I think, certainly not. Firstly, although Paul’s overall doctrine of the Christian life agrees with James that faith without works is dead, pistis in Paul undoubtedly is usually best translated by “faith” or “belief”, and so eis pistin evokes delivery into a state of confessing belief, with the believer’s subsequent faithfulness not an issue in the immediate context. Therefore, it is unlikely that Paul has inserted a different nuance into ek pisteōs. Secondly, though of course, Paul’s hearers did not necessarily know the meaning Paul usually ascribed to pistis, Paul’s use of the word earlier, in verse 12, shows that he took for granted that the Romans would understand the word the same way, too. He says, “τοῦτο δέ ἐστιν συμπαρακληθῆναι ἐν ὑμῖν διὰ τῆς ἐν ἀλλήλοις πίστεως ὑμῶν τε καὶ ἐμοῦ” (“that is, that we may be mutually encouraged by each other’s faith, both yours and mine” – NIV).

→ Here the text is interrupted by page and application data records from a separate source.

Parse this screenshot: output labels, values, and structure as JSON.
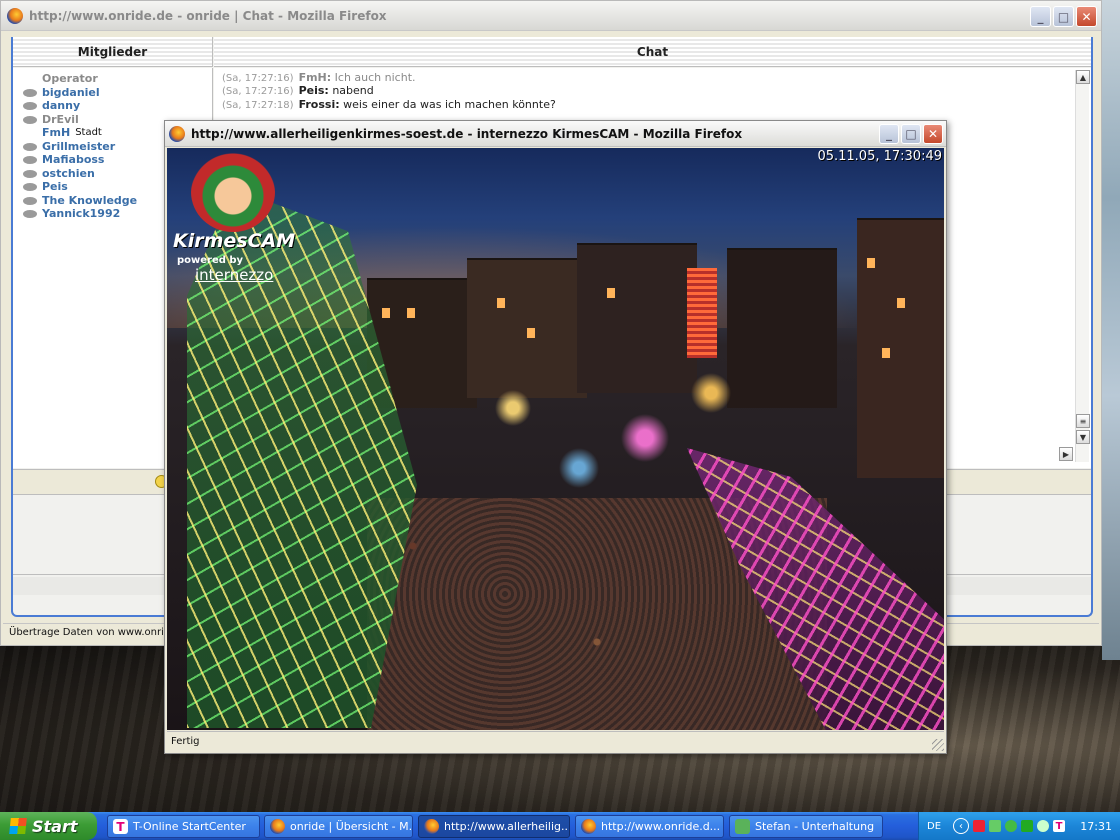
{
  "main_window": {
    "title": "http://www.onride.de - onride | Chat - Mozilla Firefox",
    "members_header": "Mitglieder",
    "chat_header": "Chat",
    "members": [
      {
        "name": "Operator",
        "style": "gray",
        "icon": "none"
      },
      {
        "name": "bigdaniel",
        "style": "blue",
        "icon": "chat-bubble-icon"
      },
      {
        "name": "danny",
        "style": "blue",
        "icon": "chat-bubble-icon"
      },
      {
        "name": "DrEvil",
        "style": "gray",
        "icon": "chat-bubble-icon"
      },
      {
        "name": "FmH",
        "style": "blue",
        "icon": "none",
        "tag": "Stadt"
      },
      {
        "name": "Grillmeister",
        "style": "blue",
        "icon": "chat-bubble-icon"
      },
      {
        "name": "Mafiaboss",
        "style": "blue",
        "icon": "chat-bubble-icon"
      },
      {
        "name": "ostchien",
        "style": "blue",
        "icon": "chat-bubble-icon"
      },
      {
        "name": "Peis",
        "style": "blue",
        "icon": "chat-bubble-icon"
      },
      {
        "name": "The Knowledge",
        "style": "blue",
        "icon": "chat-bubble-icon"
      },
      {
        "name": "Yannick1992",
        "style": "blue",
        "icon": "chat-bubble-icon"
      }
    ],
    "messages": [
      {
        "time": "(Sa, 17:27:16)",
        "nick": "FmH:",
        "text": "Ich auch nicht.",
        "faded": true
      },
      {
        "time": "(Sa, 17:27:16)",
        "nick": "Peis:",
        "text": "nabend",
        "faded": false
      },
      {
        "time": "(Sa, 17:27:18)",
        "nick": "Frossi:",
        "text": "weis einer da was ich machen könnte?",
        "faded": false
      }
    ],
    "status": "Übertrage Daten von www.onride"
  },
  "popup_window": {
    "title": "http://www.allerheiligenkirmes-soest.de - internezzo KirmesCAM - Mozilla Firefox",
    "timestamp": "05.11.05,  17:30:49",
    "logo_title": "KirmesCAM",
    "logo_powered": "powered by",
    "logo_brand": "internezzo",
    "status": "Fertig"
  },
  "taskbar": {
    "start_label": "Start",
    "tasks": [
      {
        "label": "T-Online StartCenter",
        "icon": "t-online-icon",
        "active": false
      },
      {
        "label": "onride | Übersicht - M...",
        "icon": "firefox-icon",
        "active": false
      },
      {
        "label": "http://www.allerheilig...",
        "icon": "firefox-icon",
        "active": true
      },
      {
        "label": "http://www.onride.d...",
        "icon": "firefox-icon",
        "active": false
      },
      {
        "label": "Stefan - Unterhaltung",
        "icon": "messenger-icon",
        "active": false
      }
    ],
    "language": "DE",
    "clock": "17:31"
  }
}
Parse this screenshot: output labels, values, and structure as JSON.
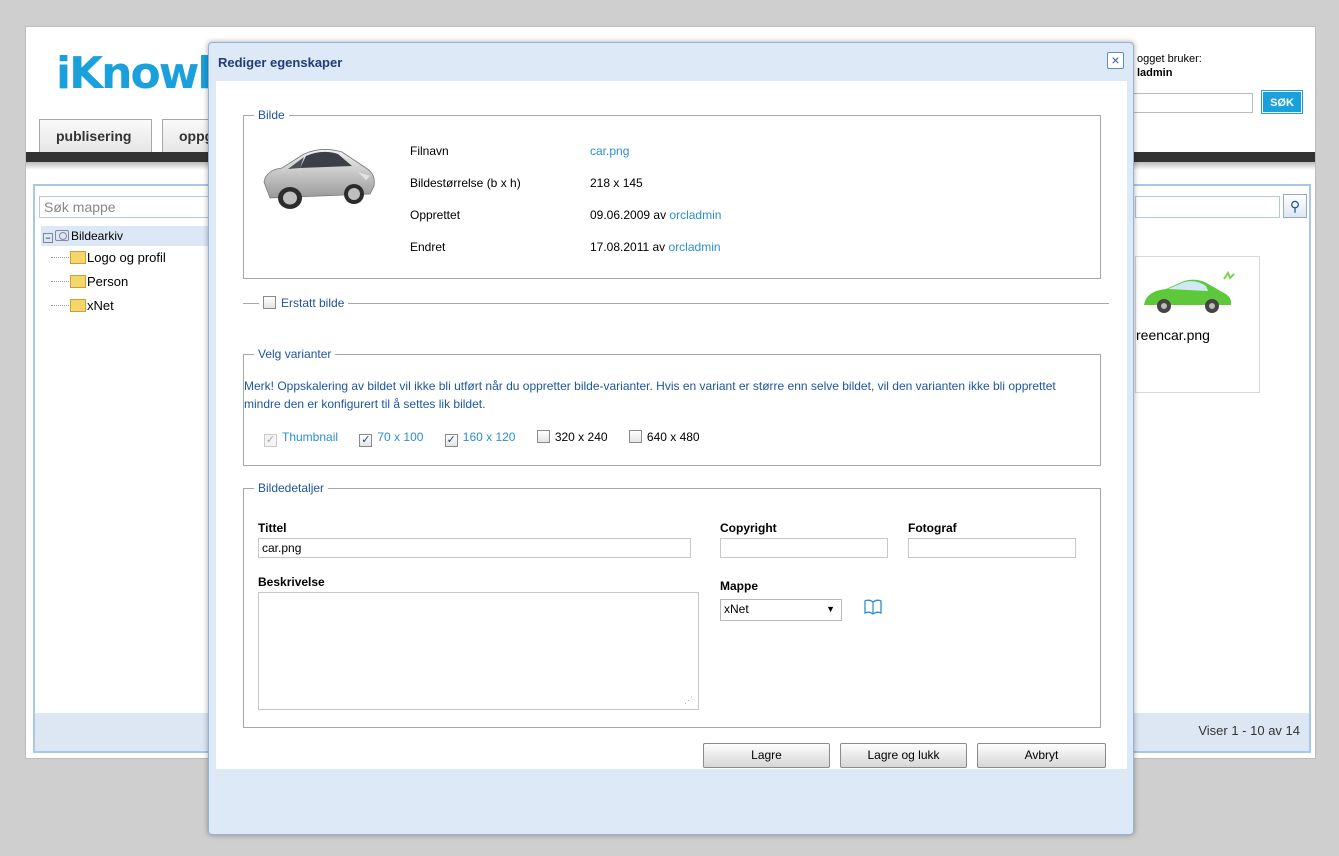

What a shallow “encouragement” that would be, if the Romans and Paul were to sit down and swap yarns about their own faithfulness. No, obviously it is the object of their mutual faith, Jesus Christ, who will be the source of the encouragement. Paul hopes to learn even more of Christ as the Romans share their experience with him, and he expects the Romans will be encouraged in the same way by what he (Paul) can share with them. Pistis clearly means a state of confessing belief.
I have just spent three paragraphs trying to adjudicate on a point of controversy. A thorough commentary would give even more time to the question. Does that mean, as is often alleged, that Paul’s message is difficult to understand? No. We 21st Century readers need to pause and take that time, but his original hearers would have understood immediately and been ready accordingly for Paul to continue his exposition.
Note, too (as verses 7 and 12 show), that Paul is writing to people who already had faith. Whether the gospel had come to them via Petrine, Pauline, Johannine or other channels, they had believed that God had made this Jesus, who had been crucified and then had risen, both Lord and Messiah, and they had repented and been baptized in the name of Jesus Christ for the forgiveness of their sins. (Cf. Acts 2:36-38). Therefore, Paul does not write to induce faith but to expand the understanding of those who already had faith, so that they might better understand what God had given them.
If, therefore, you start your study of Romans from a point of studious critical neutrality, you are almost certain to miss the point. You will not hear Paul’s words as the Romans did, and so you will not comprehend his meaning. These treasures are, indeed, revealed from faith to faith. It is not at all unscholarly to bring your pre-existing faith to your study of Romans. It is very nearly essential.
Next: First Subsidiary Thesis (1:18): Sinful Humanity is Under God’s Wrath